Superelastic Ti-Zr-Nb alloy for spinal rods: technology, microstructure, texture and functional properties

Tuesday, May 14, 2019: 11:45 AM
Saal 8 (Hall 8) (Bodenseeforum Konstanz)
Mr. Vadim Sheremetyev, PhD , National University of Science and Technology MISIS, Moscow, Russia
Mrs. Anastasia Kudryashova , National University of Science and Technology MISIS, Moscow, Russia
Dr. Vladimir Andreev, PhD , Baikov Institute of Metallurgy and Materials Science, RAS, Moscow, Russian Federation
Prof. Sergey Galkin, D.Sc. , National University of Science and Technology MISIS, Moscow, Russia
Prof. Sergey Prokoshkin, D.Sc. , National University of Science and Technology “MISiS”, Moscow, Russian Federation
Prof. Vladimir Brailovski, PhD , Ecole de technologie superieure, Montreal, QC, Canada
The interest in developing metastable Ni-free Ti-Zr-based shape memory alloys (SMA) for load-bearing biomedical applications experienced a marked increase over the last decade. These alloys demonstrate a unique combination of low Young's modulus, superelastic behavior, which is close to the behavior of bone, and contain only non-toxic elements in their chemical composition. It is known that thermomechanical treatment (TMT) is an effective technology which can reach two objectives simultaneously: a) obtaining the required semi-products (long-length bar stock for spinal rods), and b) providing the best combination of functional properties of these semi-products via the formation of an adequate material microstructure.
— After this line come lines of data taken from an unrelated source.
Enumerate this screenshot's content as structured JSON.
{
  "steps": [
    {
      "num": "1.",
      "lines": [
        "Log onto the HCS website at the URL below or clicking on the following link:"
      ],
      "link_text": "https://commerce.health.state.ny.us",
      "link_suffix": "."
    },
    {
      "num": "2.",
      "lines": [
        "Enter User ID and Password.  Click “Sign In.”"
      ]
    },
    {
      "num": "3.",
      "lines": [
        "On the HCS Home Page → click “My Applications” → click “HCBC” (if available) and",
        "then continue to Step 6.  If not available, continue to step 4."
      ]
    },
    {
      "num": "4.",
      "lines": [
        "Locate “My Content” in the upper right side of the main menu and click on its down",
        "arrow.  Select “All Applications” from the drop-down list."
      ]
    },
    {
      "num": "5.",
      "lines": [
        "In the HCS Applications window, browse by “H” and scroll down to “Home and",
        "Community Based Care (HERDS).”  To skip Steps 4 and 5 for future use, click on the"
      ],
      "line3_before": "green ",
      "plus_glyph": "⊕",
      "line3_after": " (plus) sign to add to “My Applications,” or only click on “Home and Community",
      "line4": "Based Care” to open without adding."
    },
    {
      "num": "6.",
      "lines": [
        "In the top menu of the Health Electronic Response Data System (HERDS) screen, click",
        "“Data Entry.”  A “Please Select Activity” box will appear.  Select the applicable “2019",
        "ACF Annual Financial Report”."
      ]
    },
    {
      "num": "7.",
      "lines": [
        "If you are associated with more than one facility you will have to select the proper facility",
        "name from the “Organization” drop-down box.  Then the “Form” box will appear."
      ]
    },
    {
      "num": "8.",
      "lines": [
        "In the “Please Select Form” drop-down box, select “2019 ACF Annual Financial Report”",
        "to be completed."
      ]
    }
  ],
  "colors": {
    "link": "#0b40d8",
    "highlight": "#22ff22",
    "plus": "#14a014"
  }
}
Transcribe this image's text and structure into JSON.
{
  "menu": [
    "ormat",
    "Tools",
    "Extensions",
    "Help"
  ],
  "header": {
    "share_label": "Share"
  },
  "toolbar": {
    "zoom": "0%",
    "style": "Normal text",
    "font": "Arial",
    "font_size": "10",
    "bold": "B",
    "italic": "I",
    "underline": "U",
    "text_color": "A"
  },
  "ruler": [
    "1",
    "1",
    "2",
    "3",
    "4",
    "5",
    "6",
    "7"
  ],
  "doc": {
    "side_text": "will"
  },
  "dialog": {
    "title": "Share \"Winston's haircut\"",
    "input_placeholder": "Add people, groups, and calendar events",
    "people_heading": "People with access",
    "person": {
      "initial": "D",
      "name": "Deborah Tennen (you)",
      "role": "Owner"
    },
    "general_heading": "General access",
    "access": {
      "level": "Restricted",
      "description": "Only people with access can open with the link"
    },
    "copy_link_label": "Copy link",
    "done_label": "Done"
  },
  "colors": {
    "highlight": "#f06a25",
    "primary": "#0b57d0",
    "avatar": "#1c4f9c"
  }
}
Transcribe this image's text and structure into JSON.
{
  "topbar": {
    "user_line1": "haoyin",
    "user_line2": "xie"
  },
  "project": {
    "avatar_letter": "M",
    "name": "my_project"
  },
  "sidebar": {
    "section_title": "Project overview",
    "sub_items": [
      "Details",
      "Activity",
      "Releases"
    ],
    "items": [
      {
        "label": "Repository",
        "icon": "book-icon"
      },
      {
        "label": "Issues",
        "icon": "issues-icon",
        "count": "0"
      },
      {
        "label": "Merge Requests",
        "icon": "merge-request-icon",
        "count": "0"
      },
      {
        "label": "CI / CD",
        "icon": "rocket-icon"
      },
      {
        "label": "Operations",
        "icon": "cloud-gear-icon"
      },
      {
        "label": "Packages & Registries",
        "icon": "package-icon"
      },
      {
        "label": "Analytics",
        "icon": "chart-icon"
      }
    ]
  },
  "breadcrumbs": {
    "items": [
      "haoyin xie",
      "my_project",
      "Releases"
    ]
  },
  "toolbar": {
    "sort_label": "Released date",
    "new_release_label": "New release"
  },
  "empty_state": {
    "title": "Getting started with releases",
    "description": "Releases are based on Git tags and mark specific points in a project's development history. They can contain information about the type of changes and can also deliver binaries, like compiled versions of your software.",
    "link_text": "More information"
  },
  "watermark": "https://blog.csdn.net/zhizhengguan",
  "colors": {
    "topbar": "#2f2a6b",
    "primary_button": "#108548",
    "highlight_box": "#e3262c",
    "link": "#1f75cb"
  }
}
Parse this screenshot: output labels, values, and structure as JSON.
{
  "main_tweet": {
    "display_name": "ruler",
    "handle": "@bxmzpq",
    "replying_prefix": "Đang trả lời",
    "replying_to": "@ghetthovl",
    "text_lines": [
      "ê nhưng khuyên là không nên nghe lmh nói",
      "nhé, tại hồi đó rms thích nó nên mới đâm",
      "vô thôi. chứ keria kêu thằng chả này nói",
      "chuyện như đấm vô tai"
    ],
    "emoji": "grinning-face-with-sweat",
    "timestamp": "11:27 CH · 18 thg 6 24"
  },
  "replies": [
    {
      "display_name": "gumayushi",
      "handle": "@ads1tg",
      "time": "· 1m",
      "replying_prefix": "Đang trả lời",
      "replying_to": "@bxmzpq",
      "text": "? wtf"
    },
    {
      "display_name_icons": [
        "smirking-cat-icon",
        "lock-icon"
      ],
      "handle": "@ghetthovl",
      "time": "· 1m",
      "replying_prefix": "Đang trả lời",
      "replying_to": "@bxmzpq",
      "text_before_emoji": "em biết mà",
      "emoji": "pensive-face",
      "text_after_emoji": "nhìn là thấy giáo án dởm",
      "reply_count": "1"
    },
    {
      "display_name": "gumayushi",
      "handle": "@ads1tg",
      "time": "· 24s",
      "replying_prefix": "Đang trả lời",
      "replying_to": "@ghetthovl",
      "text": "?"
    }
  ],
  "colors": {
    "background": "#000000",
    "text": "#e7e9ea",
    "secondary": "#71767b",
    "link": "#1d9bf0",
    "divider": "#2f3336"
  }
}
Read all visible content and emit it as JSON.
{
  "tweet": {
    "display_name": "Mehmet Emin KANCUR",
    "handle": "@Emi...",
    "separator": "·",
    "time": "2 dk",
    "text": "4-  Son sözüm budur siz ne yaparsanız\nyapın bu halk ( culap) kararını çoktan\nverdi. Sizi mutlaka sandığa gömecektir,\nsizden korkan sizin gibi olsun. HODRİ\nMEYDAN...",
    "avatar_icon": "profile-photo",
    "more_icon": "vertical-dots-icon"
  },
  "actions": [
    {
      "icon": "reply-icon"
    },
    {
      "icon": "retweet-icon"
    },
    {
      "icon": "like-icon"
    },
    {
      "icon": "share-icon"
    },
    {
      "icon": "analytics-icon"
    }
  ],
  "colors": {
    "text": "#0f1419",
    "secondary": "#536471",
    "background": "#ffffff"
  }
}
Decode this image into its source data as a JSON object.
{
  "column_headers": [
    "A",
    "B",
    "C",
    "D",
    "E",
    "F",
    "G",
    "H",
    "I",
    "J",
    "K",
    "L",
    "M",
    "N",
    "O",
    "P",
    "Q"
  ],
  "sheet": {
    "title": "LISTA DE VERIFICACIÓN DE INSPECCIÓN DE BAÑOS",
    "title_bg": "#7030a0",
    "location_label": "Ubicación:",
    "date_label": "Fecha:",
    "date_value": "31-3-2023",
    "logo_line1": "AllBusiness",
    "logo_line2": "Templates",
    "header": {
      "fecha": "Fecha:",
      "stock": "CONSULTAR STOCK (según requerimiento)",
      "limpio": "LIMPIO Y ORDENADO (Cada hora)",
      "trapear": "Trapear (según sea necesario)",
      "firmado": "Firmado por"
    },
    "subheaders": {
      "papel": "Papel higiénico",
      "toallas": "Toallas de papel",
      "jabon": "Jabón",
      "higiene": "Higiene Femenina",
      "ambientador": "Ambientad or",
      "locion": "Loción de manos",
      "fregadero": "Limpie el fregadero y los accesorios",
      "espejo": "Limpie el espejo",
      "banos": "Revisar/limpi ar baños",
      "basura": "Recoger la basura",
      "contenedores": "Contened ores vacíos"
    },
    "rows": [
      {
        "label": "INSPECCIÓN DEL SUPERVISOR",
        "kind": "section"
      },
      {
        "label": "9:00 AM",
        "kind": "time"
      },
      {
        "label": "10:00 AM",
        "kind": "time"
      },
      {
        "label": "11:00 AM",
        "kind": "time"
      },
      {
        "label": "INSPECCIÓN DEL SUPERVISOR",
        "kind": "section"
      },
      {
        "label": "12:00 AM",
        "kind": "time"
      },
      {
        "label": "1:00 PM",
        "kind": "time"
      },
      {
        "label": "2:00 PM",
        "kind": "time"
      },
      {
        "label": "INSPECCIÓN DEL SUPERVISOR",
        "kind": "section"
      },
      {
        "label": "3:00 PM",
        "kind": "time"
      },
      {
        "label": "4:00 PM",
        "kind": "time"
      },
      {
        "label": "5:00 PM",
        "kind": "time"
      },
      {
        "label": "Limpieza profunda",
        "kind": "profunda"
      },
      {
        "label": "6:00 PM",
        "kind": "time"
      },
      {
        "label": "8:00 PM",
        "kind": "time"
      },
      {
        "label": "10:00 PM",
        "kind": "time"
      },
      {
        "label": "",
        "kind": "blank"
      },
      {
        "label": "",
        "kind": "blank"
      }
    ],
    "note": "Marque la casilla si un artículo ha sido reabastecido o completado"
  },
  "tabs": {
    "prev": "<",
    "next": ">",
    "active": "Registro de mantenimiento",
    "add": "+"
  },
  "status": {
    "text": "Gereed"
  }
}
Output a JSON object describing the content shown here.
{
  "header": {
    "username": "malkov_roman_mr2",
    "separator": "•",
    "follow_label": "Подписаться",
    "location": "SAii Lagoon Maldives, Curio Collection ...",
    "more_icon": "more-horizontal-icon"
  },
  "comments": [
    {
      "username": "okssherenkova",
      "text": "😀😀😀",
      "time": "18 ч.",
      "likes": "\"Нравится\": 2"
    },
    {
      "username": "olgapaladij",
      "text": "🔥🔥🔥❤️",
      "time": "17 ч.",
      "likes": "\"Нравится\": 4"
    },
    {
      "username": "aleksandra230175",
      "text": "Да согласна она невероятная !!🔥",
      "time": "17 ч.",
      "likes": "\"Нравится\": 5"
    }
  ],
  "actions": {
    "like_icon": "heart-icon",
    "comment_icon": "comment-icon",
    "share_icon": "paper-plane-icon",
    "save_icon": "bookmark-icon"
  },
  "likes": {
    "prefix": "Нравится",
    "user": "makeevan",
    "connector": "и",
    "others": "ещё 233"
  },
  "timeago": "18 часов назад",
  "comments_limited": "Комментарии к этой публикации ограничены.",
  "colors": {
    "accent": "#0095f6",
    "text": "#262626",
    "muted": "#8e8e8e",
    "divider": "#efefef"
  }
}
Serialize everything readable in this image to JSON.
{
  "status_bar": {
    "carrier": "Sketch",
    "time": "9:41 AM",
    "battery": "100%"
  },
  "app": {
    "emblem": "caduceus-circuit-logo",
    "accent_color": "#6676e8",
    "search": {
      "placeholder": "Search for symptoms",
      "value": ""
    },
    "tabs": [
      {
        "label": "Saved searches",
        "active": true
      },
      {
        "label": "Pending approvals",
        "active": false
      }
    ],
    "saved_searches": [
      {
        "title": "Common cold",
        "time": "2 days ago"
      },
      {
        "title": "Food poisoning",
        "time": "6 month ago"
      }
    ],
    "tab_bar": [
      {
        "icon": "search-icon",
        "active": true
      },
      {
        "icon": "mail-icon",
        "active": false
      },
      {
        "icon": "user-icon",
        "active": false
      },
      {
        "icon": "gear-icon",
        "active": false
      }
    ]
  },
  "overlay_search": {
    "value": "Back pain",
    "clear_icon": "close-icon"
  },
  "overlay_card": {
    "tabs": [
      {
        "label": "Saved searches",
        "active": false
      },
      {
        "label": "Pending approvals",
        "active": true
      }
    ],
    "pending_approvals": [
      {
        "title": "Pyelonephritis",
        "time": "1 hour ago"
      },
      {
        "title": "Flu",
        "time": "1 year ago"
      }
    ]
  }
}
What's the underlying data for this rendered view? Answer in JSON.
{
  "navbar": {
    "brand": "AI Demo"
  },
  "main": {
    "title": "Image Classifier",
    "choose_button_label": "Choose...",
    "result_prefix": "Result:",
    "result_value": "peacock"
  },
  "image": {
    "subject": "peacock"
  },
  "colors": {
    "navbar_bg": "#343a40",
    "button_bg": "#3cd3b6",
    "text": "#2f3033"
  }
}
In this study, a novel combinations of radial shear rolling (RSR) and rotary forging (RF) operations at different temperatures were applied to Ti-18Zr-14Nb (at. %) shape memory alloy with the objective to form a long-length bar stock for spinal rods fabrication. Evolutions of the microstructure, crystallographic texture, mechanical properties, and functional fatigue behavior of the fabricated bar stock were monitored along the technological route. Combined hot TMT leads to the formation of a dynamically polygonized substructure of β-phase with a homogeneous across-the-section grain size distribution (d≈34-43 µm). In this structural state, the alloy demonstrates an outstanding functional fatigue resistance. TMT including cold RF and post-deformation annealing results in the formation of the well-developed polygonized substructure in β-phase with nano- to submicrometer-sized subgrains. A beneficial combination of high value of strength-to-modulus ratio with stable functional fatigue behavior was achieved in this structural state.